Harvick maintains blistering speed in Saturday’s first practice

HOMESTEAD, FL - NOVEMBER 15: Kevin Harvick, driver of the #4 Budweiser Chevrolet, practices for the NASCAR Sprint Cup Series Ford EcoBoost 400 at Homestead-Miami Speedway on November 15, 2014 in Homestead, Florida. (Photo by Jonathan Ferrey/Getty Images)
HOMESTEAD, FL - NOVEMBER 15:  Kevin Harvick, driver of the #4 Budweiser Chevrolet, practices for the NASCAR Sprint Cup Series Ford EcoBoost 400 at Homestead-Miami Speedway on November 15, 2014 in Homestead, Florida.  (Photo by Jonathan Ferrey/Getty Images)
HOMESTEAD, FL – NOVEMBER 15: Kevin Harvick, driver of the #4 Budweiser Chevrolet, practices for the NASCAR Sprint Cup Series Ford EcoBoost 400 at Homestead-Miami Speedway on November 15, 2014 in Homestead, Florida. (Photo by Jonathan Ferrey/Getty Images)

HOMESTEAD, Fla.—The fastest car in the NASCAR Sprint Cup Series this season asserted its superiority immediately in Saturday’s first practice at Homestead-Miami Speedway.

Driving the No. 4 Stewart-Haas Racing Chevrolet that has carried him to four victories and 2,083 laps led this year, Kevin Harvick jumped to the top of the speed chart as soon as the noon practice began—and stayed there.

Running 175.069 mph in race trim, Harvick was .007 seconds faster than Jeff Gordon (175.029 mph). No one else posted a lap within a 10th of a second of Harvick in preparation for Sunday’s Ford EcoBoost 400 (3 p.m. ET on ESPN), the race that will decide the NASCAR Sprint Cup Series championship among four drivers—Harvick, Joey Logano, Denny Hamlin and Ryan Newman.

In final practice, Harvick was eighth fastest in his first run but cut it short because of issues with the handling of his car. An adjustment didn’t help.

“We’ve got to do something different,” Harvick radioed to crew chief Rodney Childers with roughly 28 minutes left in the 50-minute session. “Bringing it to you.”

Harvick returned to the garage, climbed out of his car and studied the data on a computer perched above the team’s tool box.

Childers made additional adjustments and put new tires on Harvick’s car for the final practice run. Afterwards, Harvick gave his verdict.

“Too loose on exit,” Harvick said. “I got my rhythm down in (Turns) 3 and 4 pretty good. Good on entry and in the center (of the corners). Loose late center and exit on both ends.”

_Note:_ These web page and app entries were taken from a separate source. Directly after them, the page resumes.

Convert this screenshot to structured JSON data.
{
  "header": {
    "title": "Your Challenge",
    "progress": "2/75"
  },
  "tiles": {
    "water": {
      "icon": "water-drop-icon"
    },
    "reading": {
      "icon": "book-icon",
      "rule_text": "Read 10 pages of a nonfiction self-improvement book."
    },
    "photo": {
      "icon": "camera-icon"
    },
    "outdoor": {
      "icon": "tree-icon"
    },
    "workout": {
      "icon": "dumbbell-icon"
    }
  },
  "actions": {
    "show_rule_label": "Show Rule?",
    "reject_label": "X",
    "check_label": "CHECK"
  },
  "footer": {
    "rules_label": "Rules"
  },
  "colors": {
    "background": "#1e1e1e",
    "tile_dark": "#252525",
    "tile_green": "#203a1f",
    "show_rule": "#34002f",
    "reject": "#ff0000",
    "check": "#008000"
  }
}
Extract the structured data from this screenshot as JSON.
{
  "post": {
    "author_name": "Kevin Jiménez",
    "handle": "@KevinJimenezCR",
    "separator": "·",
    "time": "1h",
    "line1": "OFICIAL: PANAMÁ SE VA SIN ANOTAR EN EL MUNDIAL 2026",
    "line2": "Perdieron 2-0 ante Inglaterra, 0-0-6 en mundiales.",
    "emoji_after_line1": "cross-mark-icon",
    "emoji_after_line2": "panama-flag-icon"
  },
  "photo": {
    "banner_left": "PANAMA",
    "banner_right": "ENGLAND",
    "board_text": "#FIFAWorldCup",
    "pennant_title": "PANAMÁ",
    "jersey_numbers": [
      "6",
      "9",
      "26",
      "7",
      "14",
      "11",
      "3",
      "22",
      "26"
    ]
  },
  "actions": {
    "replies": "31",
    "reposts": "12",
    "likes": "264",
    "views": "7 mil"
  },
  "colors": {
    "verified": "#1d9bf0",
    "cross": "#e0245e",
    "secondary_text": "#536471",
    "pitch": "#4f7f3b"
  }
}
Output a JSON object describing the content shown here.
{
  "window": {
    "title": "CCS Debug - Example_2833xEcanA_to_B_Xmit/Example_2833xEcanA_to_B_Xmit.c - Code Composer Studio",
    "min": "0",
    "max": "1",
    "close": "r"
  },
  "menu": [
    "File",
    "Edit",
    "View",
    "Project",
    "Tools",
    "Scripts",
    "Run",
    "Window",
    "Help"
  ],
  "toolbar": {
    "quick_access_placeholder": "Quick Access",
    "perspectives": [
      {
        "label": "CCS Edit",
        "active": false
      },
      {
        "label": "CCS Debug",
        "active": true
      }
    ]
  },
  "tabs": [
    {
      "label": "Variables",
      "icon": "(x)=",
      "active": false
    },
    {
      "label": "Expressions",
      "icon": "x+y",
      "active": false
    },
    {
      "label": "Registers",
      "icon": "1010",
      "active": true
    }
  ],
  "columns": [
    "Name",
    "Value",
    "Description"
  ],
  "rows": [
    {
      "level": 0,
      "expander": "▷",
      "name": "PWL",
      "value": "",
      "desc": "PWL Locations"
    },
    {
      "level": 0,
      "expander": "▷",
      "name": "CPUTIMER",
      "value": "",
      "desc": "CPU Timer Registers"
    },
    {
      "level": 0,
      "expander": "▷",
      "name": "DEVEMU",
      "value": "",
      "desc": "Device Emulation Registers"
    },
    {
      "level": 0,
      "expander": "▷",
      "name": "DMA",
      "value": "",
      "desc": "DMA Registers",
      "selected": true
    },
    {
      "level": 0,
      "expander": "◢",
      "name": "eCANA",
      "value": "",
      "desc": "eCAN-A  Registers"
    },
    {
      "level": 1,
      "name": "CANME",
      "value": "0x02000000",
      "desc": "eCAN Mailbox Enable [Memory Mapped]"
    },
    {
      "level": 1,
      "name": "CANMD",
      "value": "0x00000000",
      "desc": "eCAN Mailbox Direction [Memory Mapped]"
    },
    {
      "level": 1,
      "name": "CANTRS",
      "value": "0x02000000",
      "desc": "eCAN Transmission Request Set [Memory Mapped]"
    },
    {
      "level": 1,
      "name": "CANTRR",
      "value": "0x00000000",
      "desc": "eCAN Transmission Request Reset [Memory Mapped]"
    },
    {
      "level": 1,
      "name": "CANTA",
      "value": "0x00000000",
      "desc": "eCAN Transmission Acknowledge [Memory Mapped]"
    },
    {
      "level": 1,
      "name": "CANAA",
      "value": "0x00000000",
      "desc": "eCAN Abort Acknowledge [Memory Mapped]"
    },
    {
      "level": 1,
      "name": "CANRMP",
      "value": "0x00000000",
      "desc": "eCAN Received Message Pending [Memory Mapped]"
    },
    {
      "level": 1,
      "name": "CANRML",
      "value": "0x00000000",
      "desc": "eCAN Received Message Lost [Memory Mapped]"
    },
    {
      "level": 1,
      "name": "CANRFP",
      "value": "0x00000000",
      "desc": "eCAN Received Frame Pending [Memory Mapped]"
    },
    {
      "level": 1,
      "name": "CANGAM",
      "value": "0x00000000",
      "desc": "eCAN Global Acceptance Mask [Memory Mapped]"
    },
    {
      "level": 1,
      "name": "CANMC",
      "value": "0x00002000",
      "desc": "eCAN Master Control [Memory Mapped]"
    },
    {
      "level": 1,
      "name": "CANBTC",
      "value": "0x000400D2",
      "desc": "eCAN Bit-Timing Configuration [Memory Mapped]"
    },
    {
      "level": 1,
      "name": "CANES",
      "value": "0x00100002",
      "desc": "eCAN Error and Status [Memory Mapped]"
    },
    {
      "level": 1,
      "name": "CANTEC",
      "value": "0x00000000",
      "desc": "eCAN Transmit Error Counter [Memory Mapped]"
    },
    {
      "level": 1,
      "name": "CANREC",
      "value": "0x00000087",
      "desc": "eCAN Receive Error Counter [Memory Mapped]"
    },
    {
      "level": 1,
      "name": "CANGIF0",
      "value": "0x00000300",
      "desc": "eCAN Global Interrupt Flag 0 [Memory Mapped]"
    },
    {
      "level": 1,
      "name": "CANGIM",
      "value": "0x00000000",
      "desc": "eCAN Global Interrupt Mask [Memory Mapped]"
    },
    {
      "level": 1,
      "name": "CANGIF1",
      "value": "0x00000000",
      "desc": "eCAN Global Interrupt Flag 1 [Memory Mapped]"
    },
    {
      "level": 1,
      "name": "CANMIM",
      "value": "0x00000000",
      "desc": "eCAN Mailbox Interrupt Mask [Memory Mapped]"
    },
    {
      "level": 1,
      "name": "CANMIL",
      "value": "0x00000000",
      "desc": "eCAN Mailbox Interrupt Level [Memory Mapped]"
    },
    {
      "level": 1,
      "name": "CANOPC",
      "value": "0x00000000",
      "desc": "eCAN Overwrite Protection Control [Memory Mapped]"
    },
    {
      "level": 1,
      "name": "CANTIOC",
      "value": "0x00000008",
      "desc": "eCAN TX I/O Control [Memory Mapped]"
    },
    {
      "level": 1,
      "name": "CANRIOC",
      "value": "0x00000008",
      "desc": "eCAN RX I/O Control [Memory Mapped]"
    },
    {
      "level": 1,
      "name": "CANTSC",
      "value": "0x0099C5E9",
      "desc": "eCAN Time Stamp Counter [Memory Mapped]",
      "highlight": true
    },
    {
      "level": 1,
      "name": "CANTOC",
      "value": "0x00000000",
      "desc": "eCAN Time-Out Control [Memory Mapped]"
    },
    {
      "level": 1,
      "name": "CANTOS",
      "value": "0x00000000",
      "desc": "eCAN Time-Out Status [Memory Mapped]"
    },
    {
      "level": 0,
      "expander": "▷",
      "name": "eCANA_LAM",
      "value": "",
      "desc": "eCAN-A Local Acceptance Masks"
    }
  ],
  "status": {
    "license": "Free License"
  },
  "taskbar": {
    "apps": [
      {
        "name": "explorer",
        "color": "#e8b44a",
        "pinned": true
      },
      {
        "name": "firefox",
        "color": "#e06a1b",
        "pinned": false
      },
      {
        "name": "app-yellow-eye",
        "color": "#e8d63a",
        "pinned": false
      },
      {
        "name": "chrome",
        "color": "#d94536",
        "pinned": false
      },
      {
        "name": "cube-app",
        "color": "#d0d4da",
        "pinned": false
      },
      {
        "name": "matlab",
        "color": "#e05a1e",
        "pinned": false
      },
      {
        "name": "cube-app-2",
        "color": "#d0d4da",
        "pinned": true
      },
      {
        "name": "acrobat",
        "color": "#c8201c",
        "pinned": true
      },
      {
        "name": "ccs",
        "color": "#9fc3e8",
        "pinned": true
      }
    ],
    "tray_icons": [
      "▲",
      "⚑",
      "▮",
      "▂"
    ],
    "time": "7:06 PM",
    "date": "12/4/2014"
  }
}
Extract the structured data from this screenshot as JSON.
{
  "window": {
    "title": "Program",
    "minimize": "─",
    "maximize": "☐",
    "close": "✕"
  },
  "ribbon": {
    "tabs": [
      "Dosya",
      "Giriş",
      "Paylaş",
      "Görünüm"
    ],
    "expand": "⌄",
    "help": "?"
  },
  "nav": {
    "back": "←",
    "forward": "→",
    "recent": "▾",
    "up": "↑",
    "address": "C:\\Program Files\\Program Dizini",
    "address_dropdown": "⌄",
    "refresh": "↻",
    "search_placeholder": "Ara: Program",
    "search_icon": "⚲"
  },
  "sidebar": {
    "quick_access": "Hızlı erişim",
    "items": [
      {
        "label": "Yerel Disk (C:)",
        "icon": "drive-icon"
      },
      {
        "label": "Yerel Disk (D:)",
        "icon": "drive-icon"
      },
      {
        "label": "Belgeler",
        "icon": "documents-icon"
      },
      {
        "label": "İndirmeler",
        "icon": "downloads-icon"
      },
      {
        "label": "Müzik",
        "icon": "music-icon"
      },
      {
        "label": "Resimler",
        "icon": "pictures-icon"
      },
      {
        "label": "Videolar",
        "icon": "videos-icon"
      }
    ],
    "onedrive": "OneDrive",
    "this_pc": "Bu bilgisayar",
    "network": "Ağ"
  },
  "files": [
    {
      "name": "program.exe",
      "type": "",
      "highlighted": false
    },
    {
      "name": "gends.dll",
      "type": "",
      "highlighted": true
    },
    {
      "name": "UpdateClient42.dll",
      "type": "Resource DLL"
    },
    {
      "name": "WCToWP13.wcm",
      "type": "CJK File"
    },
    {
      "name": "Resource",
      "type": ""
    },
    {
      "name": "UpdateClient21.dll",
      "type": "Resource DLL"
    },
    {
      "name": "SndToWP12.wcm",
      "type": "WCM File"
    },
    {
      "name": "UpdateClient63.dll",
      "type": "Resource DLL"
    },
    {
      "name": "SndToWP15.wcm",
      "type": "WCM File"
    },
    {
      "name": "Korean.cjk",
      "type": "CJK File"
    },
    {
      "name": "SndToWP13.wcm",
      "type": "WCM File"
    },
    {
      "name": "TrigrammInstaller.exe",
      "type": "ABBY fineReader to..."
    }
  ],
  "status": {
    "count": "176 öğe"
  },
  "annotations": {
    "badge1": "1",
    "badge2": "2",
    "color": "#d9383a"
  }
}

Harvick ended the session where he began, in eighth, with a top speed of 173.099 mph. Of the Championship 4, Logano was quickest, seventh on the speed chart at 173.127 mph but significantly off leader Jimmie Johnson’s 175.200.

“Yeah, we struggled getting the balance right,” Harvick said after the session. “And I don’t think we’ve really hit it exactly where we need it to be yet.

“So, we’ll go back through the stuff that everybody did on our cars and definitely try to improve for tomorrow.”

QUOTES OF THE DAY

“Mind games don’t make that car go any faster.”—Denny Hamlin, when asked whether Kevin Harvick was trying to get into the heads of Championship 4 competitors Joey Logano and Ryan Newman.

Asked what he would do to prepare for Sunday’s championship race, Kevin Harvick said, “Eat!”

About Greg Engle 7420 Articles
Greg is a published award winning sportswriter who spent 23 years combined active and active reserve military service, much of that in and around the Special Operations community. Greg is the author of "The Nuts and Bolts of NASCAR: The Definitive Viewers' Guide to Big-Time Stock Car Auto Racing" and has been published in major publications across the country including the Los Angeles Times, the Cleveland Plain Dealer and the Atlanta Journal-Constitution. He was also a contributor to Chicken Soup for the NASCAR Soul, published in 2010, and the Christmas edition in 2016. He wrote as the NASCAR, Formula 1, Auto Reviews and National Veterans Affairs Examiner for Examiner.com and has appeared on Fox News. He holds a BS degree in communications, a Masters degree in psychology and is currently a PhD candidate majoring in psychology. He is currently the weekend Motorsports Editor for Autoweek.